There is no single, universally preferred definition of rural that serves all policy purposes. The choice of rural definition affects who benefits from a policy and who does not. Key considerations for understanding the policy implications of different rural definitions include the following:
- Rural definitions can be built on different units of geography, each of which has distinct advantages and disadvantages.
- The two most commonly used classification systems, those of the Census Bureau and the Office of Management and Budget, result in very different sets of places defined as rural.
- Policies and programs can be targeted when rural definitions are combined with key demographic, economic, or health care provider characteristics.
- Rural designations can change with shifts in population distribution or commuting patterns, or as a result of changes in geographic boundaries.
- Data availability is essential to support the application of the rural definition.
- There are many resources that can help with understanding the complexities of rural definitions.
Funding Organization or Grant

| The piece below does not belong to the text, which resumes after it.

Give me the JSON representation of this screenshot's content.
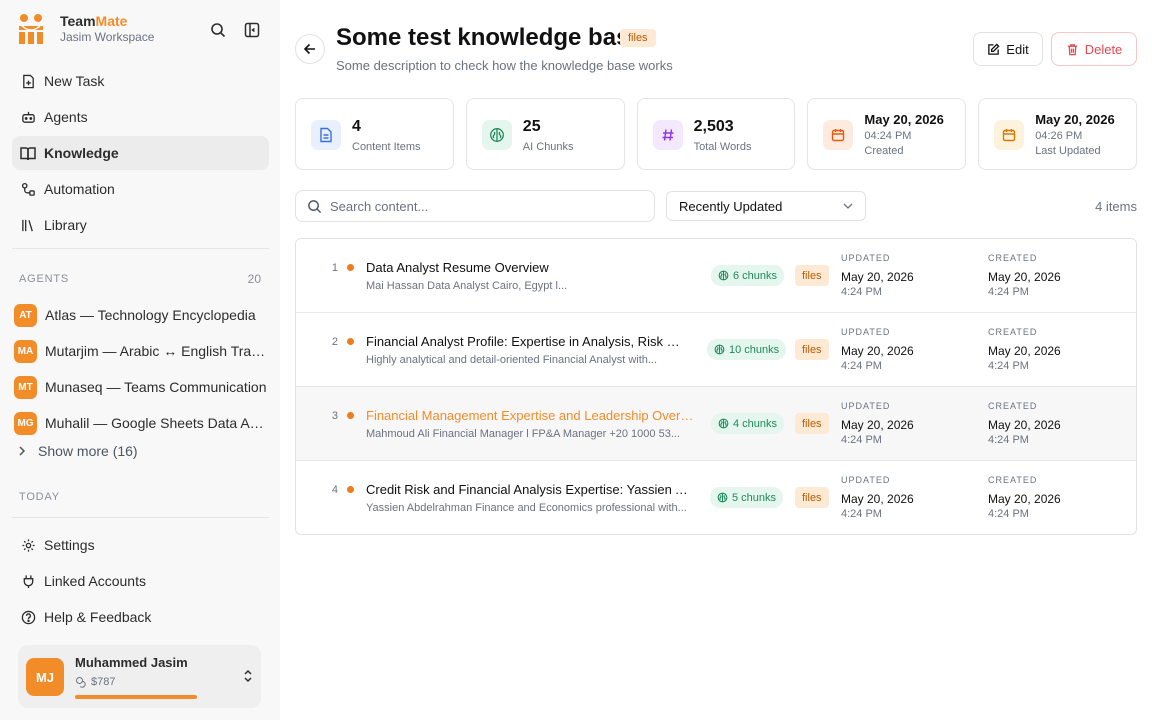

This analysis was funded under a cooperative agreement with the Federal Office of Rural Health Policy (ORHP), Health Resources and Services Administration, U.S. Department of Health and Human Services, grant number U18RH03719.

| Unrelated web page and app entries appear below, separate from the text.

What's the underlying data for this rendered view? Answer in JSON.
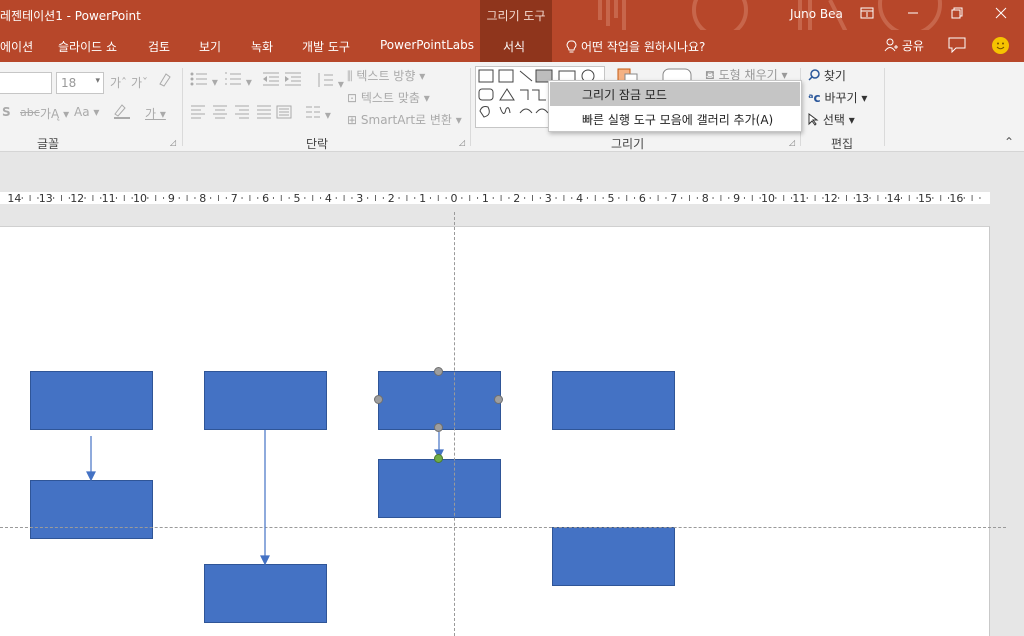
{
  "title_bar": {
    "title": "레젠테이션1  -  PowerPoint",
    "contextual_label": "그리기 도구",
    "user": "Juno Bea"
  },
  "tabs": [
    "에이션",
    "슬라이드 쇼",
    "검토",
    "보기",
    "녹화",
    "개발 도구",
    "PowerPointLabs",
    "서식"
  ],
  "active_tab": "서식",
  "tell_me": "어떤 작업을 원하시나요?",
  "share": "공유",
  "ribbon": {
    "font_size": "18",
    "groups": [
      "글꼴",
      "단락",
      "그리기",
      "편집"
    ],
    "text_direction": "텍스트 방향",
    "text_align": "텍스트 맞춤",
    "smartart": "SmartArt로 변환",
    "shape_fill": "도형 채우기",
    "find": "찾기",
    "replace": "바꾸기",
    "select": "선택"
  },
  "dropdown": {
    "items": [
      "그리기 잠금 모드",
      "빠른 실행 도구 모음에 갤러리 추가(A)"
    ],
    "highlighted_index": 0
  },
  "ruler": {
    "labels": [
      "14",
      "13",
      "12",
      "11",
      "10",
      "9",
      "8",
      "7",
      "6",
      "5",
      "4",
      "3",
      "2",
      "1",
      "0",
      "1",
      "2",
      "3",
      "4",
      "5",
      "6",
      "7",
      "8",
      "9",
      "10",
      "11",
      "12",
      "13",
      "14",
      "15",
      "16"
    ]
  },
  "colors": {
    "accent": "#b7472a",
    "contextual": "#8f351c",
    "shape_fill": "#4472c4",
    "shape_border": "#2f5597",
    "connector": "#4472c4"
  }
}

Coburn, A. F., MacKinney, A. C., McBride, T. D., Mueller, K. J., Slifkin, R. T., & Wakefield, M. K. (2007, March). Choosing rural definitions: Implications for health policy. (Issue Brief #2). Omaha, NE: Rural Policy Research Institute Health Panel.